Research Buzz, “news about search engines, digital archives, online museums, databases, and other Internet information collections since 1998″
Free Government Information, a “place for initiating dialogue and building consensus among the various players (libraries, government agencies, non-profit organizations, researchers, journalists, etc.) who have a stake in the preservation of and perpetual free access to government information”

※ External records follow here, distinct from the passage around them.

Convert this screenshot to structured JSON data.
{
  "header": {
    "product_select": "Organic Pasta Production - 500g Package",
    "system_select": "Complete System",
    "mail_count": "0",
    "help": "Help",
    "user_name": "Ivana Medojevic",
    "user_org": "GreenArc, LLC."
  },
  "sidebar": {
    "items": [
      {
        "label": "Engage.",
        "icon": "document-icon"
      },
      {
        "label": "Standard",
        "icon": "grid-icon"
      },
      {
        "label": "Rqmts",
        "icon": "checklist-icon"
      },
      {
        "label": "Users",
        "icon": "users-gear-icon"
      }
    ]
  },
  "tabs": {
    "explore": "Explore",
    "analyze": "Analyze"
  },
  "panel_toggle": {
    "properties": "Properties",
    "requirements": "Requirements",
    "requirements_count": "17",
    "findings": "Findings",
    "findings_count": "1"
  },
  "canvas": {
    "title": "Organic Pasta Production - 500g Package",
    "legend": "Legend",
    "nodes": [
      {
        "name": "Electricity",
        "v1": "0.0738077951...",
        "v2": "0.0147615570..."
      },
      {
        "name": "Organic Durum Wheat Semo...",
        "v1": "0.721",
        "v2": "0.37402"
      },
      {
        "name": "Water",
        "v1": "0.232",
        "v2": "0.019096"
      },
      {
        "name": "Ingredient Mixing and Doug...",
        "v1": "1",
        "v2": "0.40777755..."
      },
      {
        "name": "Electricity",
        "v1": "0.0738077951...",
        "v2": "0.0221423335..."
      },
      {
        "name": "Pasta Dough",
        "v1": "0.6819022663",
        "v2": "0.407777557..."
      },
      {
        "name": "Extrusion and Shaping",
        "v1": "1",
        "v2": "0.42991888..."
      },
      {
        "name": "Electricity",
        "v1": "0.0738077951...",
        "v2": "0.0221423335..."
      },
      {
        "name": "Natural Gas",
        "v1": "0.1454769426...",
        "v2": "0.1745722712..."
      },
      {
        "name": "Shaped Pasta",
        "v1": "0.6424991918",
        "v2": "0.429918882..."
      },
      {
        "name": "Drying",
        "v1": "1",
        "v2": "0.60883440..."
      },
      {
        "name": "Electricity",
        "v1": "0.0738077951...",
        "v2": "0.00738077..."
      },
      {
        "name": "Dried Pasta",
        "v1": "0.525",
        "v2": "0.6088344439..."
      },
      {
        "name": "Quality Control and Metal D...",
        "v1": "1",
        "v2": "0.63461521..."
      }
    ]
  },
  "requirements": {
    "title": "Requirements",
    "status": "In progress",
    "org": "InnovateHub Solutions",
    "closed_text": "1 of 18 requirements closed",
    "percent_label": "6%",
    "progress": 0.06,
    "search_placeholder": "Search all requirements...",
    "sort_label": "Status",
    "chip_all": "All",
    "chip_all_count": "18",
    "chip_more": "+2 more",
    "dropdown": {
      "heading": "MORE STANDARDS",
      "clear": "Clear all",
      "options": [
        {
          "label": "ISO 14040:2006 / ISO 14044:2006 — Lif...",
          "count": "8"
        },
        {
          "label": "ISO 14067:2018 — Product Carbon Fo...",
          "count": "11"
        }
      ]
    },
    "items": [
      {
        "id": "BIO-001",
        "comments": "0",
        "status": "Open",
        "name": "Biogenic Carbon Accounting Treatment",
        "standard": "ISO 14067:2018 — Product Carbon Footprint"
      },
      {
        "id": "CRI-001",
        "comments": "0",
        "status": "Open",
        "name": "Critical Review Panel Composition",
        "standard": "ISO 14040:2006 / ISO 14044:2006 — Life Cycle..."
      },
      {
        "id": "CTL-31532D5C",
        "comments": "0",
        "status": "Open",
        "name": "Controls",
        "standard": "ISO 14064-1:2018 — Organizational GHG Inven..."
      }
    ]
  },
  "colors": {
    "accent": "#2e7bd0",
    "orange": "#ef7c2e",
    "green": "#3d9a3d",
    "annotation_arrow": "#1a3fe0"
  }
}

Scout Report, a “weekly publication offering a selection of new and newly discovered Internet resources of interest to researchers and educators”